In 1898, almost 50 years after Venice was attacked by Austrian combat balloons, Nikola Tesla astounded a crowd of New Yorkers by displaying a radio-controlled boat that responded to his remote control inputs and could even flash its lights. Some of the onlookers thought Tesla was a magician who had the power of telekinesis, allowing him to control objects with his mind. Others speculated that Tesla had trained a very small monkey to pilot the miniature craft.

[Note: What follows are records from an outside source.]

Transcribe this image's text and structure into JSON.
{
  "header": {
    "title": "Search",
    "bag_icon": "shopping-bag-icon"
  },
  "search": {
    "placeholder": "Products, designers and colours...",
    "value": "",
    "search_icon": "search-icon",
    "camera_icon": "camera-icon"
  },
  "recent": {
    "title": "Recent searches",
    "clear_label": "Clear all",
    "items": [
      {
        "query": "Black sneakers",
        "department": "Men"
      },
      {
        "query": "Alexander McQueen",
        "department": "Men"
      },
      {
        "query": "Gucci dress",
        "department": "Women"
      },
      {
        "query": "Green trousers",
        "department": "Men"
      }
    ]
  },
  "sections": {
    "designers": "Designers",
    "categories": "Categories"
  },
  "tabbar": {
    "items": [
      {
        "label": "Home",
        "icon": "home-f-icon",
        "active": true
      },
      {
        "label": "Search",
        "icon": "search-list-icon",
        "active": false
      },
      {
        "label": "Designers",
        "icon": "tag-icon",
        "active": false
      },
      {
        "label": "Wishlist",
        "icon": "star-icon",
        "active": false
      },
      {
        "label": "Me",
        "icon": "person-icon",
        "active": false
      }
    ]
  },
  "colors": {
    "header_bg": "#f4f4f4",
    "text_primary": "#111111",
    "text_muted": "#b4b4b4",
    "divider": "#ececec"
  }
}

Since then, “unmanned aerial vehicle” has become a technical term only used for aerial vehicles that could be controlled by Tesla’s magic, otherwise known as “remote control via radio signals.” These remotely controlled aerial vehicles started off as crude and marginally effective airplanes in the 1950s and 1960s, but have since evolved into lethal attack weapons, targeting platforms and spying eyes in the skies that are propelled by push propellers, vertical lift propellers or even jet engines. Increasingly, human remote pilots are also being replaced by on-board computers that use AI software to analyze their environment and steer themselves to target areas.
By the time of the Gulf War in 1991, the U.S. already had the RQ-2 Pioneer drone flying over Iraq and used its optical and radio sensors to get vital data about enemy units far behind the frontlines. In that same year, the U.S. also unveiled the RQ-7 Shadow drone, which looked almost identical to Turkey’s Bayraktar TB-2 drone that first flew in 2011 and would become famous for its role in the Ukraine war in 2021. All three of these drones feature a long and slender high-lift, low-speed wing, a truncated fuselage ending in a pusher propeller and two slender beams connecting the wing and the tail section.
The U.S.’s development of this propeller-driven design would eventually become the MQ-1 Predator, which would later be perfected in the MQ-9 Reaper drone. Both these designs extend the fuselage all the way to the tail section (negating the need for the Bayraktar TB-2’s twin slender tail booms) and place the pusher propeller right at the end of the vehicle. The Reaper became a feared tool in Afghanistan, where it would be used to fire small but deadly AGM-114 Hellfire ground-attack missiles at targets like moving cars and houses that were believed to contain high-ranking Taliban commanders. Russian pilots used their fighter jets to force down a Reaper drone on March 14 of this year.
Taiwan is currently in the process of buying a number of these very capable and relatively expensive Reaper drones, while it is also building its own version of the Reaper as well as helicopter drones and a variety of kamikaze drones designed to attack anything from ships to soldiers sleeping in foxholes at night. We’ll be looking at all these drones plus China’s drones in part two on Thursday.